Setting Sun on Space Station Solar research
Today, ground control in Belgium switched off a package that had been continuously watching the Sun from the International Space Station for nine years.
‘Solar’ has been measuring most of the radiation emitted by our closest star across the electromagnetic spectrum. Built to run for only 18 months, it was still working until today – exceeding all expectations.
Solar’s observations are improving our understanding of the Sun and allowing scientists to create accurate computer models and predict its behaviour.
To predict how the Sun behaves, scientists create complex computer models to build a virtual star. With more observations, scientists can fine-tune their models. Modelling and predicting the Sun’s activity with precision is an important step towards understanding humankind’s effect on Earth’s climate.
Between 2012 and 2016, the Space Station turned itself five times to position Solar so that it could track the Sun without interruption for a complete solar day – around a month of Earth days.
It was the first time the Station changed attitude for scientific reasons alone and a huge achievement – it’s not every day that you move a 450 tonne orbital outpost.
Today, Solar was moved to a parked position where it was secured with a pin. Even during its last days, Solar was delivering important data.
The teams at the control centre in Brussels, Belgium, used the final moments to stress the hardware to its limits and gain a better understanding of how the observations have been affected by age and the intense changes in temperature it endures outside the Station. Using this extra information, researchers are developing software that will improve calibration of parts of the data.
ESA’s project leader, Astrid Orr, comments, “After all these years of gaining valuable information about our Sun it is an emotional moment for the team, but Solar has far exceeded everyone’s expectations.”
“This kind of research does not deliver pretty pictures, but numbers. I tip my hat to the researchers who patiently sort through the wealth of data – this field of science may seem tedious and unexciting to the outside world, but climate studies heavily rely on these data to understand the world we live in and how we are shaping it.”
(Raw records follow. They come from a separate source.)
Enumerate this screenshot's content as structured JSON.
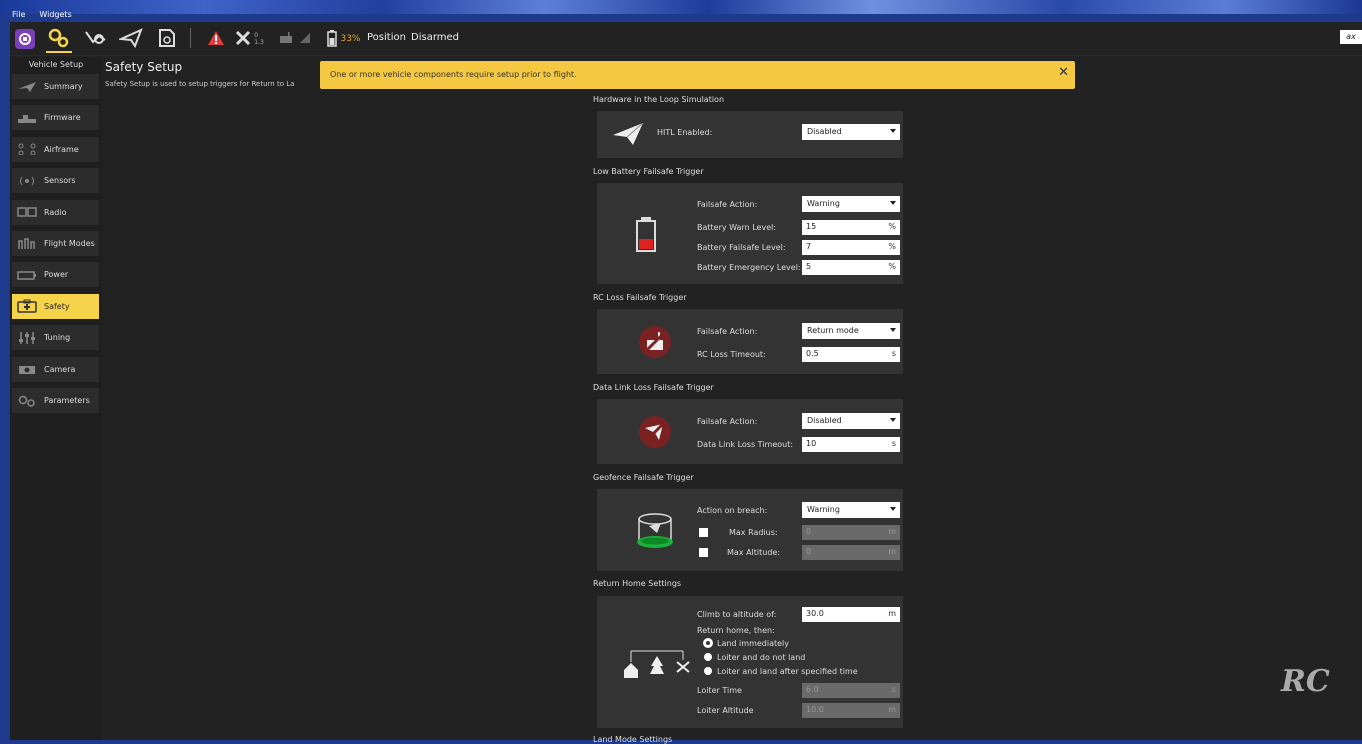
{
  "menu": {
    "file": "File",
    "widgets": "Widgets"
  },
  "toolbar": {
    "battery_pct": "33%",
    "position": "Position",
    "armed": "Disarmed",
    "gps_count": "0",
    "gps_hdop": "1.3"
  },
  "sidebar": {
    "title": "Vehicle Setup",
    "items": [
      {
        "label": "Summary",
        "icon": "plane-icon"
      },
      {
        "label": "Firmware",
        "icon": "firmware-icon"
      },
      {
        "label": "Airframe",
        "icon": "airframe-icon"
      },
      {
        "label": "Sensors",
        "icon": "sensors-icon"
      },
      {
        "label": "Radio",
        "icon": "radio-icon"
      },
      {
        "label": "Flight Modes",
        "icon": "flight-modes-icon"
      },
      {
        "label": "Power",
        "icon": "power-icon"
      },
      {
        "label": "Safety",
        "icon": "safety-icon",
        "active": true
      },
      {
        "label": "Tuning",
        "icon": "tuning-icon"
      },
      {
        "label": "Camera",
        "icon": "camera-icon"
      },
      {
        "label": "Parameters",
        "icon": "parameters-icon"
      }
    ]
  },
  "page": {
    "title": "Safety Setup",
    "description": "Safety Setup is used to setup triggers for Return to La"
  },
  "banner": {
    "text": "One or more vehicle components require setup prior to flight.",
    "close": "✕"
  },
  "hitl": {
    "section": "Hardware in the Loop Simulation",
    "label": "HITL Enabled:",
    "value": "Disabled"
  },
  "battery": {
    "section": "Low Battery Failsafe Trigger",
    "action_label": "Failsafe Action:",
    "action_value": "Warning",
    "warn_label": "Battery Warn Level:",
    "warn_value": "15",
    "failsafe_label": "Battery Failsafe Level:",
    "failsafe_value": "7",
    "emergency_label": "Battery Emergency Level:",
    "emergency_value": "5",
    "unit": "%"
  },
  "rc": {
    "section": "RC Loss Failsafe Trigger",
    "action_label": "Failsafe Action:",
    "action_value": "Return mode",
    "timeout_label": "RC Loss Timeout:",
    "timeout_value": "0.5",
    "unit": "s"
  },
  "datalink": {
    "section": "Data Link Loss Failsafe Trigger",
    "action_label": "Failsafe Action:",
    "action_value": "Disabled",
    "timeout_label": "Data Link Loss Timeout:",
    "timeout_value": "10",
    "unit": "s"
  },
  "geofence": {
    "section": "Geofence Failsafe Trigger",
    "action_label": "Action on breach:",
    "action_value": "Warning",
    "radius_label": "Max Radius:",
    "radius_value": "0",
    "radius_unit": "m",
    "alt_label": "Max Altitude:",
    "alt_value": "0",
    "alt_unit": "m"
  },
  "rth": {
    "section": "Return Home Settings",
    "climb_label": "Climb to altitude of:",
    "climb_value": "30.0",
    "climb_unit": "m",
    "then_label": "Return home, then:",
    "opt1": "Land immediately",
    "opt2": "Loiter and do not land",
    "opt3": "Loiter and land after specified time",
    "loiter_time_label": "Loiter Time",
    "loiter_time_value": "6.0",
    "loiter_time_unit": "s",
    "loiter_alt_label": "Loiter Altitude",
    "loiter_alt_value": "10.0",
    "loiter_alt_unit": "m"
  },
  "next_section": "Land Mode Settings",
  "watermark": "RC",
  "logo": "ax"
}
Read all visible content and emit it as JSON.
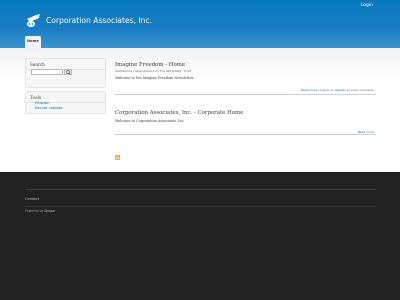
{
  "header": {
    "site_name": "Corporation Associates, Inc.",
    "login_label": "Login",
    "tab_home": "Home"
  },
  "sidebar": {
    "search_title": "Search",
    "tools_title": "Tools",
    "tools_links": [
      "Forums",
      "Recent content"
    ]
  },
  "nodes": [
    {
      "title": "Imagine Freedom - Home",
      "submitted": "Submitted by imaginefreedom on Thu, 08/20/2009 - 15:38",
      "body": "Welcome to the Imagine Freedom Newsletter",
      "links": {
        "read_more": "Read more",
        "sep1": " | ",
        "log_in": "Log in",
        "or": " or ",
        "register": "register",
        "to_post": " to post comments"
      }
    },
    {
      "title": "Corporation Associates, Inc. - Corporate Home",
      "body": "Welcome to Corporation Associates, Inc.",
      "links": {
        "read_more": "Read more"
      }
    }
  ],
  "footer": {
    "contact": "Contact",
    "powered_prefix": "Powered by ",
    "powered_link": "Drupal"
  },
  "colors": {
    "header_blue": "#1a7dc3",
    "link": "#0071b3",
    "footer_bg": "#222222",
    "rss": "#f59a2f"
  }
}
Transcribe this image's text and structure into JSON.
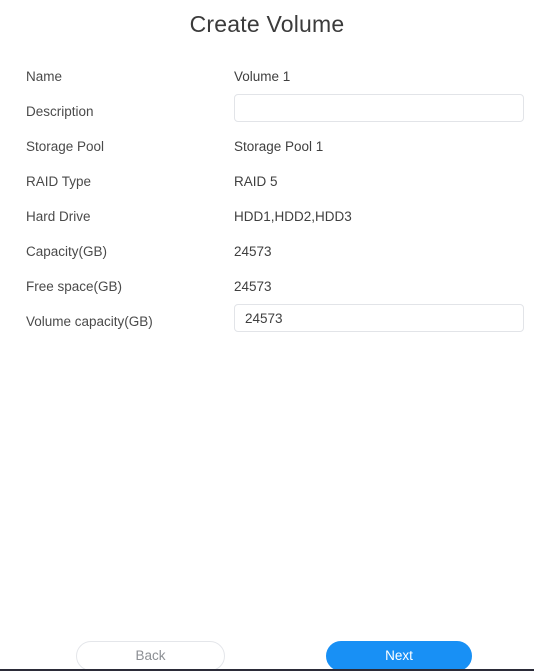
{
  "page": {
    "title": "Create Volume"
  },
  "form": {
    "rows": [
      {
        "label": "Name",
        "value": "Volume 1",
        "type": "text"
      },
      {
        "label": "Description",
        "value": "",
        "type": "input",
        "placeholder": ""
      },
      {
        "label": "Storage Pool",
        "value": "Storage Pool 1",
        "type": "text"
      },
      {
        "label": "RAID Type",
        "value": "RAID 5",
        "type": "text"
      },
      {
        "label": "Hard Drive",
        "value": "HDD1,HDD2,HDD3",
        "type": "text"
      },
      {
        "label": "Capacity(GB)",
        "value": "24573",
        "type": "text"
      },
      {
        "label": "Free space(GB)",
        "value": "24573",
        "type": "text"
      },
      {
        "label": "Volume capacity(GB)",
        "value": "24573",
        "type": "input",
        "placeholder": ""
      }
    ]
  },
  "footer": {
    "back_label": "Back",
    "next_label": "Next"
  },
  "colors": {
    "accent": "#1890f5",
    "label_text": "#4a4a4a",
    "value_text": "#3f3f3f",
    "title_text": "#3b3b3b",
    "input_border": "#e2e4e8",
    "back_text": "#8c8f94"
  }
}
The measurements from the SOLAR/SolACES instrument are freely available here: https://www.cosmos.esa.int/web/esdc